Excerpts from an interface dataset
────────────────

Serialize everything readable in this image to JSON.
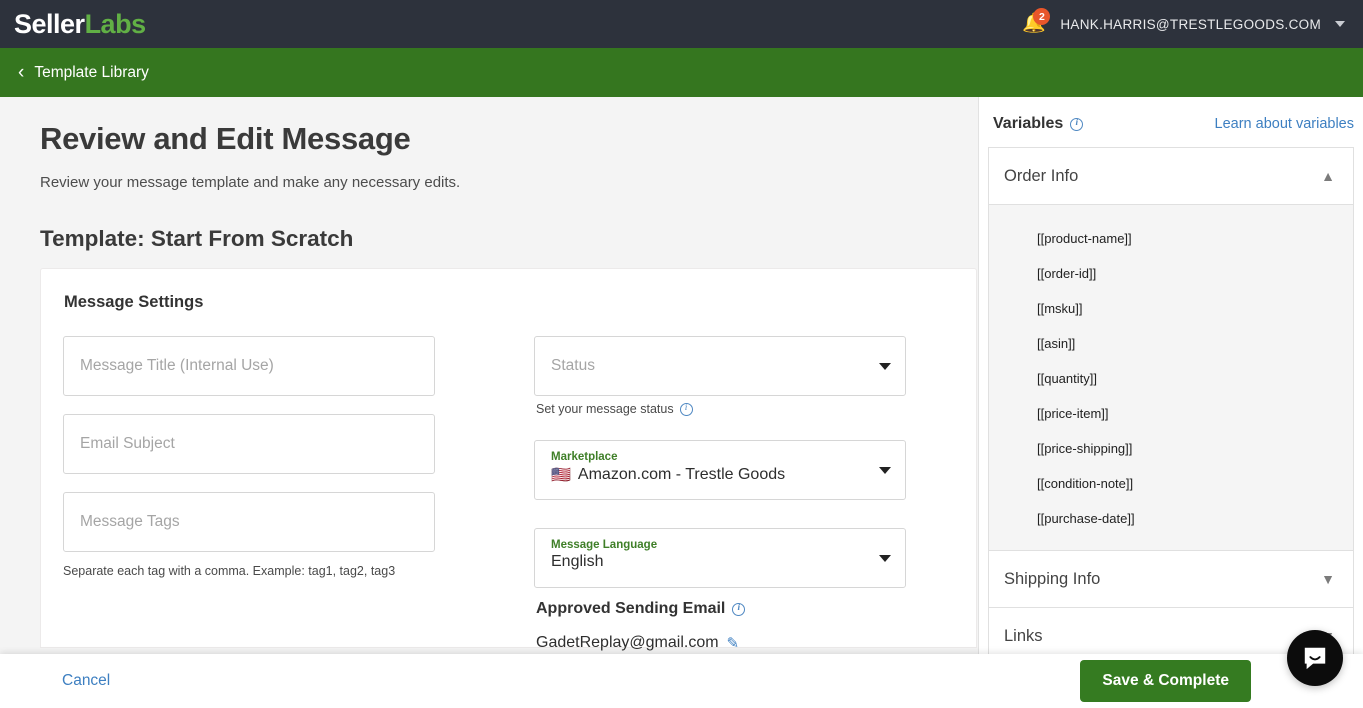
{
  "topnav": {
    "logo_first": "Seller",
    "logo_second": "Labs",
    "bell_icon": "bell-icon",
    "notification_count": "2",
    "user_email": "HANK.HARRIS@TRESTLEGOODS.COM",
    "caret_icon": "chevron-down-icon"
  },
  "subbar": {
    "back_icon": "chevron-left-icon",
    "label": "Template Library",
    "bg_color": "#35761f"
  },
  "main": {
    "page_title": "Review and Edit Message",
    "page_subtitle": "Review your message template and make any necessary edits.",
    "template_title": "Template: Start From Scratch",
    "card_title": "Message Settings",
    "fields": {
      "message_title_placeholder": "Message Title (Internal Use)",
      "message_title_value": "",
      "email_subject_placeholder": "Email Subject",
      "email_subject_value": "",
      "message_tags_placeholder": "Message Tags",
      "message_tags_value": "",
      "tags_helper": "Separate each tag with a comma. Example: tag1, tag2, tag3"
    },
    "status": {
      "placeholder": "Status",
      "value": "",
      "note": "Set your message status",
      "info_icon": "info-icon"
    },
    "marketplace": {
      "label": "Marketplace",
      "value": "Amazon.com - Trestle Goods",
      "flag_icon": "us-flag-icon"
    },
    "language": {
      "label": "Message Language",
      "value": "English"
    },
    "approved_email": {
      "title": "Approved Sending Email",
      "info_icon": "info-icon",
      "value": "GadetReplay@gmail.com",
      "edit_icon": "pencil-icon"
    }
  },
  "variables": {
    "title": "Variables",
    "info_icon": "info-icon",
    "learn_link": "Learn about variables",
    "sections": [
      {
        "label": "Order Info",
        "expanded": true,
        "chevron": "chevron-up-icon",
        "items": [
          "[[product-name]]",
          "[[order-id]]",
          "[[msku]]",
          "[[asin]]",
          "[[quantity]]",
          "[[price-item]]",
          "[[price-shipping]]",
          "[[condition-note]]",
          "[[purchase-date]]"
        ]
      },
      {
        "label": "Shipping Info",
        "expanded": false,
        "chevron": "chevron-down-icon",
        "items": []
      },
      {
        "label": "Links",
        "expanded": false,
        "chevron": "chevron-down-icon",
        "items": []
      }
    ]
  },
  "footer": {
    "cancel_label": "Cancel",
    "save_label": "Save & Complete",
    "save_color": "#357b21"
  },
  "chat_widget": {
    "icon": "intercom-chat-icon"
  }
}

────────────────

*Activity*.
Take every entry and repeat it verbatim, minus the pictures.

*Solution to the exercise*.
Serialize everything readable in this image to JSON.
{
  "topnav": {
    "logo_first": "Seller",
    "logo_second": "Labs",
    "bell_icon": "bell-icon",
    "notification_count": "2",
    "user_email": "HANK.HARRIS@TRESTLEGOODS.COM",
    "caret_icon": "chevron-down-icon"
  },
  "subbar": {
    "back_icon": "chevron-left-icon",
    "label": "Template Library",
    "bg_color": "#35761f"
  },
  "main": {
    "page_title": "Review and Edit Message",
    "page_subtitle": "Review your message template and make any necessary edits.",
    "template_title": "Template: Start From Scratch",
    "card_title": "Message Settings",
    "fields": {
      "message_title_placeholder": "Message Title (Internal Use)",
      "message_title_value": "",
      "email_subject_placeholder": "Email Subject",
      "email_subject_value": "",
      "message_tags_placeholder": "Message Tags",
      "message_tags_value": "",
      "tags_helper": "Separate each tag with a comma. Example: tag1, tag2, tag3"
    },
    "status": {
      "placeholder": "Status",
      "value": "",
      "note": "Set your message status",
      "info_icon": "info-icon"
    },
    "marketplace": {
      "label": "Marketplace",
      "value": "Amazon.com - Trestle Goods",
      "flag_icon": "us-flag-icon"
    },
    "language": {
      "label": "Message Language",
      "value": "English"
    },
    "approved_email": {
      "title": "Approved Sending Email",
      "info_icon": "info-icon",
      "value": "GadetReplay@gmail.com",
      "edit_icon": "pencil-icon"
    }
  },
  "variables": {
    "title": "Variables",
    "info_icon": "info-icon",
    "learn_link": "Learn about variables",
    "sections": [
      {
        "label": "Order Info",
        "expanded": true,
        "chevron": "chevron-up-icon",
        "items": [
          "[[product-name]]",
          "[[order-id]]",
          "[[msku]]",
          "[[asin]]",
          "[[quantity]]",
          "[[price-item]]",
          "[[price-shipping]]",
          "[[condition-note]]",
          "[[purchase-date]]"
        ]
      },
      {
        "label": "Shipping Info",
        "expanded": false,
        "chevron": "chevron-down-icon",
        "items": []
      },
      {
        "label": "Links",
        "expanded": false,
        "chevron": "chevron-down-icon",
        "items": []
      }
    ]
  },
  "footer": {
    "cancel_label": "Cancel",
    "save_label": "Save & Complete",
    "save_color": "#357b21"
  },
  "chat_widget": {
    "icon": "intercom-chat-icon"
  }
}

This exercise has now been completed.